#### DATA SECTION

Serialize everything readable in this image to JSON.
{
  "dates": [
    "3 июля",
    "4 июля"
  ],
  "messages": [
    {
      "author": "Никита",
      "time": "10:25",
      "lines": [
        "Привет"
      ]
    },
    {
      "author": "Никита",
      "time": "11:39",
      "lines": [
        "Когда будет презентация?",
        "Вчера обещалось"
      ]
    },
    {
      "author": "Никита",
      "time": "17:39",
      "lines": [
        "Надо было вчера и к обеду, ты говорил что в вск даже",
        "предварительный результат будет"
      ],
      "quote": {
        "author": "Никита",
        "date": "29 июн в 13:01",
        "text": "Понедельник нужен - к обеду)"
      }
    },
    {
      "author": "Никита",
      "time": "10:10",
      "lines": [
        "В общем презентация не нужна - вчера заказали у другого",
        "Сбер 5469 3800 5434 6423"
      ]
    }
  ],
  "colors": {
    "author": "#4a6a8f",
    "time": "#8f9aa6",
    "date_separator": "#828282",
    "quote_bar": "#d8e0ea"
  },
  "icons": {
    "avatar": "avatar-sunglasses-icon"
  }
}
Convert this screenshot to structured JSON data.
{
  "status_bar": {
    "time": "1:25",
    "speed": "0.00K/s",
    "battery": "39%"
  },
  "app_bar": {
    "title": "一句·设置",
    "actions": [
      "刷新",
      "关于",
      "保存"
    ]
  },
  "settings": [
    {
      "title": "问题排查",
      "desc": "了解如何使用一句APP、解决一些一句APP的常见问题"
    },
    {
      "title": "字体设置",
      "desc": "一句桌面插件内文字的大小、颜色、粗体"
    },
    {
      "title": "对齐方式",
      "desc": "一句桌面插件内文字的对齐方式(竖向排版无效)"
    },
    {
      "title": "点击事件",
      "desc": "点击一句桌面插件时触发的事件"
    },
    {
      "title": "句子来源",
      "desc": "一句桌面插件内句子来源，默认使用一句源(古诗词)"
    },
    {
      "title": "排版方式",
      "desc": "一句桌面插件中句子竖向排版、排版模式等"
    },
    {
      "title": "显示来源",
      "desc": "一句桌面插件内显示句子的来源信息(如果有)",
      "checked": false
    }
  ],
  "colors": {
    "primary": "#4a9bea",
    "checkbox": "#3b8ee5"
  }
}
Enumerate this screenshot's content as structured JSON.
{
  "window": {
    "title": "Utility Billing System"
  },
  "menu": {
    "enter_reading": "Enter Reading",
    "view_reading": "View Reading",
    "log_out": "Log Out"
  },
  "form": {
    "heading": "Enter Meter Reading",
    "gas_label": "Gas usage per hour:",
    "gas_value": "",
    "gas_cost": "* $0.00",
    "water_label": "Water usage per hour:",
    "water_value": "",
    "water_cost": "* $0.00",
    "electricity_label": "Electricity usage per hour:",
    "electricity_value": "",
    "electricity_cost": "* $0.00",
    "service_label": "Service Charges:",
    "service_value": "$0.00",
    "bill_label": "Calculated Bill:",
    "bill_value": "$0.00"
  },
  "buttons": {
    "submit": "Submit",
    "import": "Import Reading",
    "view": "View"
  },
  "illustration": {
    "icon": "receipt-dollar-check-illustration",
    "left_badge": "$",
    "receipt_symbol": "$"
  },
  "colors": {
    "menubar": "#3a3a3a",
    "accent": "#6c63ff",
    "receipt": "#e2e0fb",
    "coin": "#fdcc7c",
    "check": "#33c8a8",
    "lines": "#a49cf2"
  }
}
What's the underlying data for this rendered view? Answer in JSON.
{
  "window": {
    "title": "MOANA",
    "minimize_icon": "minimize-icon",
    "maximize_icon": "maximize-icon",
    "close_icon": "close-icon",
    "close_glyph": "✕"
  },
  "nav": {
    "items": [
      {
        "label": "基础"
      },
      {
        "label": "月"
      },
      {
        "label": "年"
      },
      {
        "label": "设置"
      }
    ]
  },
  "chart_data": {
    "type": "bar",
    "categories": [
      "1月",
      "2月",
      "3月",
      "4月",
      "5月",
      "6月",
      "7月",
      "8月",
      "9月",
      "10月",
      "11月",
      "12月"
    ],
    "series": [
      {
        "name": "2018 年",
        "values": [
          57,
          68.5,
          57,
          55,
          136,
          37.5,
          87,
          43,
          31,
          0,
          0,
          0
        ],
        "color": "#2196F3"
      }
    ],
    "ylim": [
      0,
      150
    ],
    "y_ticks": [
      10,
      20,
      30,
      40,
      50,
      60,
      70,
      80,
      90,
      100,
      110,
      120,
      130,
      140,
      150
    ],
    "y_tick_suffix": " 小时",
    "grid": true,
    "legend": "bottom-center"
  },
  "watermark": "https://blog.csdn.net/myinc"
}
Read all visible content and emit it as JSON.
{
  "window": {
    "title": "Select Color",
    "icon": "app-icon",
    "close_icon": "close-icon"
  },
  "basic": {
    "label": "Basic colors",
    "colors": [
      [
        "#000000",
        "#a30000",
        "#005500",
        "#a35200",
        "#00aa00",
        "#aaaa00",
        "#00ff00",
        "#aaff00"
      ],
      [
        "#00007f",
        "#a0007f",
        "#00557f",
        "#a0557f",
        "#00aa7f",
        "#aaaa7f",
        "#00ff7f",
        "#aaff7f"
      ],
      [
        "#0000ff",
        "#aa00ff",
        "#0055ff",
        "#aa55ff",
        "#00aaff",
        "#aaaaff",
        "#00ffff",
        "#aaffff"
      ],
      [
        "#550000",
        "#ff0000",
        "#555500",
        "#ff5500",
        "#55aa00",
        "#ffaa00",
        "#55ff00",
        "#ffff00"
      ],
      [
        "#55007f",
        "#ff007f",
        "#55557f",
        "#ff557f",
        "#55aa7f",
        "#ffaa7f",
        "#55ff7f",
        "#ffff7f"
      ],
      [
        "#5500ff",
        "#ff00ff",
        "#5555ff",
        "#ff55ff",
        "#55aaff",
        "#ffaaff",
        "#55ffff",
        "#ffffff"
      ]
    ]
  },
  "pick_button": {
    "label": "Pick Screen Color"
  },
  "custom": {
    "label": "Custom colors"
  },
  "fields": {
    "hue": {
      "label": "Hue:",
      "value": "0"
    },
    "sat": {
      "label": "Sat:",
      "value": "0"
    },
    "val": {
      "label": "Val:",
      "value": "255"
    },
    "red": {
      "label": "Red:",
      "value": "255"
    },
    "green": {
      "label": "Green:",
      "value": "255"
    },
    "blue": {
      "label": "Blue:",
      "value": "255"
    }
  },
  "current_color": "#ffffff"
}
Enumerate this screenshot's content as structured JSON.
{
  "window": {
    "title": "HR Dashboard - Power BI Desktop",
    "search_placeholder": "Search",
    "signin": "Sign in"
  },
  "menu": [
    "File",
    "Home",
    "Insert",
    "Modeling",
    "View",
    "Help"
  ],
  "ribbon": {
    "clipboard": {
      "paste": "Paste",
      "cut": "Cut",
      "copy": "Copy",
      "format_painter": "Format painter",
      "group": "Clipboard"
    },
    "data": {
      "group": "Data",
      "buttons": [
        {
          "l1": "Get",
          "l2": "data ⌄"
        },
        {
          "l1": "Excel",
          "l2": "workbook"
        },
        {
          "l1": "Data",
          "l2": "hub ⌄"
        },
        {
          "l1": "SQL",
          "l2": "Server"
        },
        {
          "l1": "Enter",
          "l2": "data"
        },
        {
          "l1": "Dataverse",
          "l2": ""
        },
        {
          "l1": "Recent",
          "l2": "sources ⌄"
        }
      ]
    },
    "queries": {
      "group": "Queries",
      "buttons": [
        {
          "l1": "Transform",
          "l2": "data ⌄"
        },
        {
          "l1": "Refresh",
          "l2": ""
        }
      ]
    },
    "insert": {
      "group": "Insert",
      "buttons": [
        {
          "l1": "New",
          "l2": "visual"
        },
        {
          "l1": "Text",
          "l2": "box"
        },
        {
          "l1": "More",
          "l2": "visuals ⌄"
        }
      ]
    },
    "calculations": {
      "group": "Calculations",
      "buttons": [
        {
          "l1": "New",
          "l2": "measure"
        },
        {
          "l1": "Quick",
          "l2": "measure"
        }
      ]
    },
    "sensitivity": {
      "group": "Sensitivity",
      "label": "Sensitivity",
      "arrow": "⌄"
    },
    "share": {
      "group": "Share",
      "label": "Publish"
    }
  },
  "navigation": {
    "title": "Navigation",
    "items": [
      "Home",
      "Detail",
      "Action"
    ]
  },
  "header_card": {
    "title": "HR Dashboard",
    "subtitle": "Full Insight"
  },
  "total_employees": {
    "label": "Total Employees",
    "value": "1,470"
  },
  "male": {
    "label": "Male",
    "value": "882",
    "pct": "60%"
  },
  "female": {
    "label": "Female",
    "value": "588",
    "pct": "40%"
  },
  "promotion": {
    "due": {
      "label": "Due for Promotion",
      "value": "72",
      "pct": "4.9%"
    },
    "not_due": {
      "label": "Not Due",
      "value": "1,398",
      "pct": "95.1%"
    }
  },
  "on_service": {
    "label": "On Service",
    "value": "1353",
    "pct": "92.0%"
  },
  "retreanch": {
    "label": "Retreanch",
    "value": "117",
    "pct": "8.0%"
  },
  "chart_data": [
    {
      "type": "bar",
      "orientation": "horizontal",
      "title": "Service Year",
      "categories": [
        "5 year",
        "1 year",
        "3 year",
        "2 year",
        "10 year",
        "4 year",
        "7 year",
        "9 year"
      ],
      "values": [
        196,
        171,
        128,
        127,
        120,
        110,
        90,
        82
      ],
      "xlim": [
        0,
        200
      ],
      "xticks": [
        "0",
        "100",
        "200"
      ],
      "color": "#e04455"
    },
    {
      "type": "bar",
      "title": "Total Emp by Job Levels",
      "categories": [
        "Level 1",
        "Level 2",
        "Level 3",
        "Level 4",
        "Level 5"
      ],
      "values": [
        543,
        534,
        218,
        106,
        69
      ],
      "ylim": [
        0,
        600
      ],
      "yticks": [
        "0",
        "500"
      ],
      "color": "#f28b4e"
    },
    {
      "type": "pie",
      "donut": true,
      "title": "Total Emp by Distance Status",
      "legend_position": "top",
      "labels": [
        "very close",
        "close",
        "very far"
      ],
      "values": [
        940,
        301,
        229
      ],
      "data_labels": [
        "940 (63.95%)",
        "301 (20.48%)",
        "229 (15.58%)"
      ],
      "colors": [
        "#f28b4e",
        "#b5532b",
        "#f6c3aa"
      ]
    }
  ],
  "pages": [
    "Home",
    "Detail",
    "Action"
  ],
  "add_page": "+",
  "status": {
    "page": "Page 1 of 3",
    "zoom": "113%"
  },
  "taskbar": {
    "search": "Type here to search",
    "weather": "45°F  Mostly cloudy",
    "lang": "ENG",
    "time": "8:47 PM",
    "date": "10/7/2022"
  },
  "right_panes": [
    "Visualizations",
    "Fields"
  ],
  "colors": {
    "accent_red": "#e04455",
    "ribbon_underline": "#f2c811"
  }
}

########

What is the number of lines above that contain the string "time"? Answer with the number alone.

7